PROBLEM TO SOLVE: Wherever the listing has a line with the string "Special", copy that line out.

INFORMATION GIVEN:
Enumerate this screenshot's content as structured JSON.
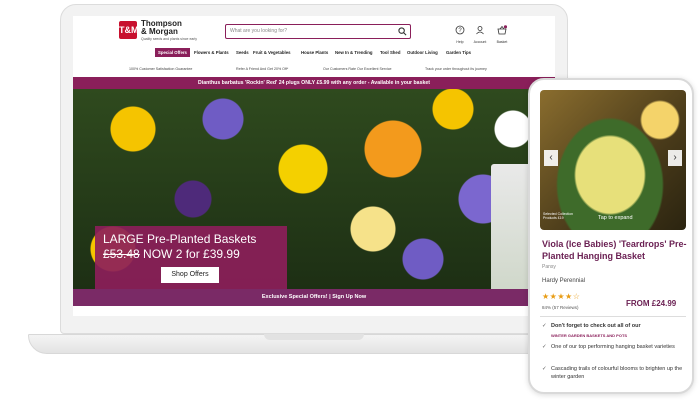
{
  "site": {
    "brand_line1": "Thompson",
    "brand_line2": "& Morgan",
    "tagline": "Quality seeds and plants since early",
    "logo_mark": "T&M"
  },
  "search": {
    "placeholder": "What are you looking for?"
  },
  "header_icons": {
    "help": "Help",
    "account": "Account",
    "basket": "Basket",
    "basket_count": "0"
  },
  "nav": {
    "items": [
      "Special Offers",
      "Flowers & Plants",
      "Seeds",
      "Fruit & Vegetables",
      "House Plants",
      "New In & Trending",
      "Tool Shed",
      "Outdoor Living",
      "Garden Tips"
    ]
  },
  "benefits": {
    "items": [
      "100% Customer Satisfaction Guarantee",
      "Refer A Friend And Get 20% Off*",
      "Our Customers Rate Our Excellent Service",
      "Track your order throughout its journey"
    ]
  },
  "promo_bar": "Dianthus barbatus 'Rockin' Red' 24 plugs ONLY £5.99 with any order - Available in your basket",
  "hero": {
    "line1": "LARGE Pre-Planted Baskets",
    "old_price": "£53.48",
    "line2_rest": "NOW 2 for £39.99",
    "button": "Shop Offers"
  },
  "signup_bar": "Exclusive Special Offers! | Sign Up Now",
  "phone": {
    "image_caption_line1": "Selected Collection",
    "image_caption_line2": "Products £19",
    "tap_to_expand": "Tap to expand",
    "title": "Viola (Ice Babies) 'Teardrops' Pre-Planted Hanging Basket",
    "subtitle": "Pansy",
    "hardiness": "Hardy Perennial",
    "stars": "★★★★☆",
    "rating_text": "84% (57 Reviews)",
    "price": "FROM £24.99",
    "bullets": [
      "Don't forget to check out all of our",
      "One of our top performing hanging basket varieties",
      "Cascading trails of colourful blooms to brighten up the winter garden"
    ],
    "bullet1_link": "WINTER GARDEN BASKETS AND POTS",
    "check": "✓"
  },
  "colors": {
    "brand_plum": "#8a1f5a",
    "logo_red": "#c8102e",
    "star_orange": "#e89c14"
  },
  "icons": [
    "search-icon",
    "help-icon",
    "account-icon",
    "basket-icon",
    "chevron-left-icon",
    "chevron-right-icon",
    "check-icon"
  ]
}
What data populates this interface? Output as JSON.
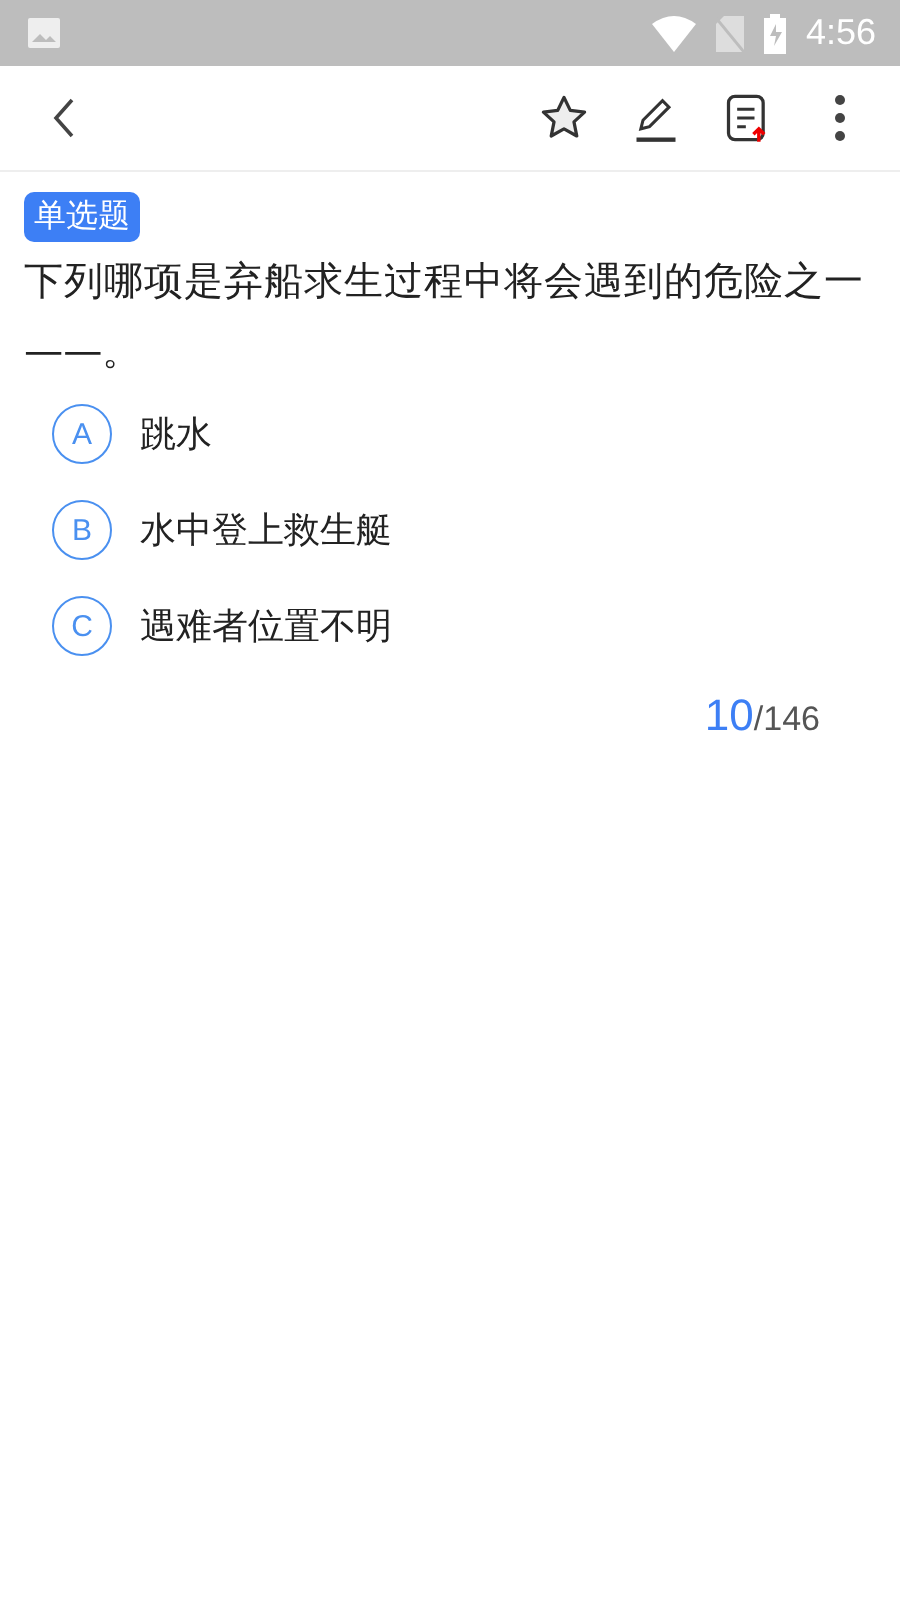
{
  "status_bar": {
    "time": "4:56"
  },
  "question": {
    "type_label": "单选题",
    "text": "下列哪项是弃船求生过程中将会遇到的危险之一——。",
    "options": [
      {
        "letter": "A",
        "text": "跳水",
        "selected": false
      },
      {
        "letter": "B",
        "text": "水中登上救生艇",
        "selected": false
      },
      {
        "letter": "C",
        "text": "遇难者位置不明",
        "selected": false
      }
    ]
  },
  "progress": {
    "current": "10",
    "total": "/146"
  }
}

EXPECTED ANSWER:
      "Special Offers",
  "signup_bar": "Exclusive Special Offers! | Sign Up Now",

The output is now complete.